James Collins grew up in boarding and military schools where he felt he had no freedom, writes Joseph Lee.
Now elected as the first full-time salaried student union president at Chichester College, the 19-year-old says the freedom and responsibility given to students there turned his life around. That has included taking part in lesson observations and giving his feedback on lecturers' teaching.
James said that when he first arrived at the college, he hid away in his halls of residence because he did not realise he was free to go elsewhere. "Chichester was really important to me," he said. "They gave me the chance to speak my mind.
"I had never had a voice before in my life. It was always, `Yes, sir', and never question an order. It was nice to be given the freedom and the chance to put forward some of my ideas. Now I won't stop until everything is right."
James observed a lesson for students with severe learning difficulties and found it eye-opening.
"I wouldn't say I've had a sheltered life, but I'd had no experience of this," he said. "It was amazing to see the way the teachers really got involved with the students."
He conceded that it was hard to rate the teaching when he was unfamiliar with the issues involved in educating people with special needs. "But now I've got a benchmark to work towards," he said.
"Getting students involved in the lesson observation was just a natural step from everything else. It just made sense. It wasn't like it was a big new idea to us."
Among earlier changes instituted by the student union was translating the college's teaching policy into easily understood language a five-point plan entitled "Has the Penny Dropped?" so that students could check their lessons against the official standards.

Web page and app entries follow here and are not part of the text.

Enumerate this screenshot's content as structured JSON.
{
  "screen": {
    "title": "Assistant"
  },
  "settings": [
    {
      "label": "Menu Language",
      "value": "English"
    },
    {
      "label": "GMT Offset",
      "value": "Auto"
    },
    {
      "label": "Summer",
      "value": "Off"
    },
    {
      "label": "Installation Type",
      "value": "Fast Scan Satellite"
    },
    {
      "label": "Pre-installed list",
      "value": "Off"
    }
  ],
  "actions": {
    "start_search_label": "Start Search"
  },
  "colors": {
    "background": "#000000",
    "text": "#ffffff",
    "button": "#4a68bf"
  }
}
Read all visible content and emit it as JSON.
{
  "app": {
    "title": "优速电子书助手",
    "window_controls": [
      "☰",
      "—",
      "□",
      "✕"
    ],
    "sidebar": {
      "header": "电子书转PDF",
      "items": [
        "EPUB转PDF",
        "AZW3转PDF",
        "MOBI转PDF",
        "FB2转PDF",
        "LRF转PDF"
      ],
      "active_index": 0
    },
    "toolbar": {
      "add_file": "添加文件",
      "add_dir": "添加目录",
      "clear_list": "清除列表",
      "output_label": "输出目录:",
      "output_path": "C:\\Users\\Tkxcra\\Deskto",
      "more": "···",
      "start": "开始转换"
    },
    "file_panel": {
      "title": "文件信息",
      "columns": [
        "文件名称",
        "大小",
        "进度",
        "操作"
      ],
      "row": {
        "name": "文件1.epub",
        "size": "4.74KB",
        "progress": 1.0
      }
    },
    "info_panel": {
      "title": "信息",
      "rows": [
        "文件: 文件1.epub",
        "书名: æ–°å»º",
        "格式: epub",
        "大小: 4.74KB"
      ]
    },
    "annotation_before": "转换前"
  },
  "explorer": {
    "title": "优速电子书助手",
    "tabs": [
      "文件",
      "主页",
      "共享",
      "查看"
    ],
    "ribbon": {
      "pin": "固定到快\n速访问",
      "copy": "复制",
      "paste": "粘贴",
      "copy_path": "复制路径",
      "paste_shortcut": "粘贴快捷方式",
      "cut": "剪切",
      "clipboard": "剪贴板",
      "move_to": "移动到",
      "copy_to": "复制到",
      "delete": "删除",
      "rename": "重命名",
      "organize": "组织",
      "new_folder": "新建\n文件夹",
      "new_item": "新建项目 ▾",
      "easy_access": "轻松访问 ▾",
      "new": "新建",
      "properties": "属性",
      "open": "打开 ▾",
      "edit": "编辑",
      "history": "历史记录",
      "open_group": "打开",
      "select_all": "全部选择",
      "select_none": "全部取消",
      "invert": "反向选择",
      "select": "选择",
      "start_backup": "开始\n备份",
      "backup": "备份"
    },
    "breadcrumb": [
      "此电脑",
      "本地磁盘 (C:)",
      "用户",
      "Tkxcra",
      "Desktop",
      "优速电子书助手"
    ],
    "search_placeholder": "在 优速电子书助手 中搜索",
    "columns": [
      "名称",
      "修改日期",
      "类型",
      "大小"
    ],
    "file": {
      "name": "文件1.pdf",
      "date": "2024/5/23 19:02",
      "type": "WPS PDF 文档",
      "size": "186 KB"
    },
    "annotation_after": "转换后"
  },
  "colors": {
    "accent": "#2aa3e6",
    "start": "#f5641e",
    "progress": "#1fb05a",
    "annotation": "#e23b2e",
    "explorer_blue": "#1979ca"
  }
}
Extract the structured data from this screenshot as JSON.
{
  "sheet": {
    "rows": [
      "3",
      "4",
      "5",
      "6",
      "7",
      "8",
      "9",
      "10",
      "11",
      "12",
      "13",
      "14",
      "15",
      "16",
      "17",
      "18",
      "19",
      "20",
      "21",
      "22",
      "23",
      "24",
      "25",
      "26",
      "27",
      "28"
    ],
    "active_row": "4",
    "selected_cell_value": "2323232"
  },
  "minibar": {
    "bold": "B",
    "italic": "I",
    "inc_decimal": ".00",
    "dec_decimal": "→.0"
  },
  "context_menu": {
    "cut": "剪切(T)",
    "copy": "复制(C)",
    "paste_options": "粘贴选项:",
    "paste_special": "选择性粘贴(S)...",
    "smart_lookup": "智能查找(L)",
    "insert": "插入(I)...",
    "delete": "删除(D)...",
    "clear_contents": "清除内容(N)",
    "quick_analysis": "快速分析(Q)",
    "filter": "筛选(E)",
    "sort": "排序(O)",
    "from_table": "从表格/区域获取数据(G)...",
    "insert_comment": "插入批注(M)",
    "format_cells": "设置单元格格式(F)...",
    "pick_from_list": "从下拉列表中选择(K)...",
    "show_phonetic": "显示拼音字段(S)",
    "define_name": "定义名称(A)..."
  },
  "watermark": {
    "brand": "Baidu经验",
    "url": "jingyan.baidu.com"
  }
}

James said: "There are a couple of teachers who see the student union as diehard Greenpeace activists, but there is a lot of trust between the union and the senior management team at the college.
"There are thousands of students who can't be bothered," he said. "But it's nice to give them the opportunity and say, `Take it or leave it.'"
There are only 23 paid student union officers in colleges, in contrast to universities, where salaried union officials are common.
After his year as president, James hopes to move to Canada to become a writer or to work in public relations or sales. He does not want to go to university.
He said: "I can put the work in and be as driven as university graduates are."
Photograph: Neil Turner